Alaska Pushes on Virgin America's Ownership Question

Last Updated Sep 2, 2009 10:33 AM EDT

A couple weeks ago, Alaska Airlines decided to continue its full court press to have Virgin America declared foreign-owned. As we know, if that happens, Virgin America won't be allowed to fly and that's precisely what Alaska is hoping. Their latest attack, however, caught me by surprise, primarily because they've cited me in their filing.

I have to assume that the bottom line here is that Alaska wants Virgin America off its turf. So they're really pushing on this ownership issue. They're calling this most recent filing a renewal of their request to investigate Virgin America's ownership structure.

Alaska says that Virgin America hasn't disputed the sale of shares by its original investors, but that is probably still up for debate. In a recent interview with Dan Webb for his blog Things in the Sky, Virgin America chief David Cush said,
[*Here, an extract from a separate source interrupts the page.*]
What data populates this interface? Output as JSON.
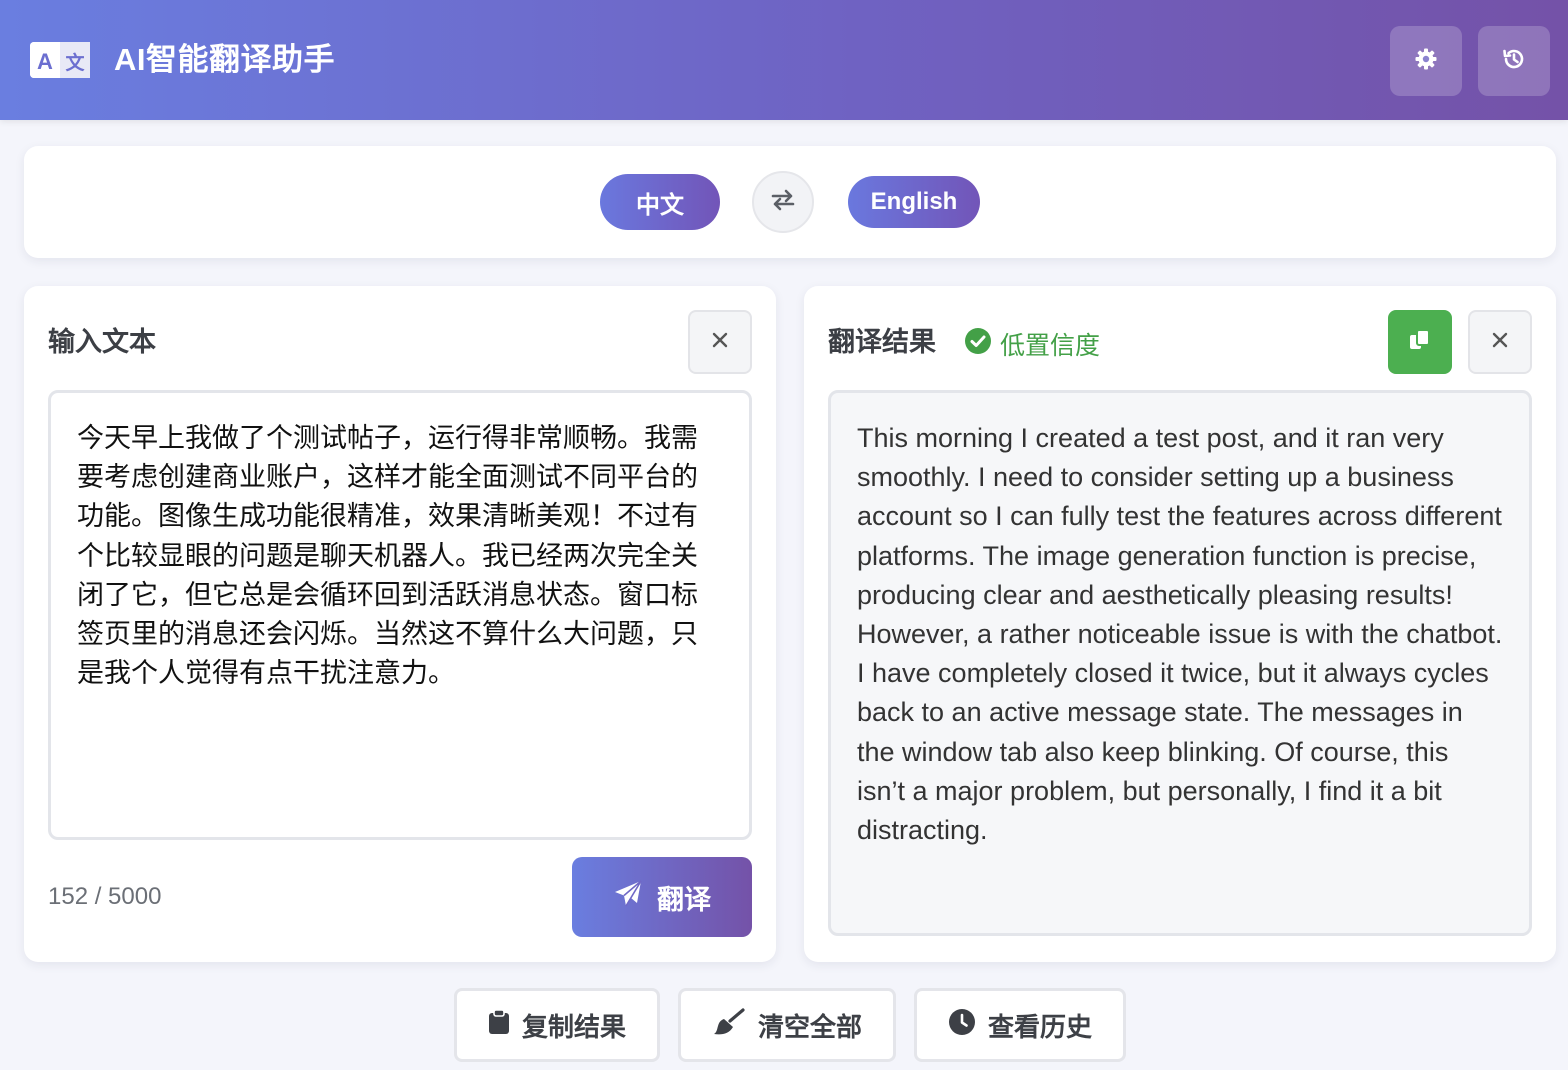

We still have the current investors that we've always had. The investors that we had at launch are still the current investors.
That can be taken several ways. It could mean that they still are invested in the airline with cash, or it could mean that they still hold voting rights but they got their cash back. That's hard to say, but it does cast doubt on the previous report that new investors had been found.

It was that report that I cited in a July 10 post here on BNET regarding Virgin America's ownership. But there I was on page 6 of the filing (pdf), being cited as one source suggesting that "it is reasonable to assume that Virgin Group will offer a 'put-centric, risk-free' plus plus structure, thus further straining the statute's US citizen ownership requiements."

I still think that's right, but that is, of course, assuming that they have new investors. This is something that David Cush is denying. My head hurts.

This whole thing is just silly. I know it's the law, and I certainly believe in following the rules out there, but there hardly seems to be concrete proof of foreign ownership. Virgin America's recent results were relatively decent, so that will only stoke the fire more. I suppose it makes sense for Alaska to try any (legal and ethical) avenue possible to improve its bottom line, but the DOT needs to stop dragging its feet and just make a ruling here so we can all move on.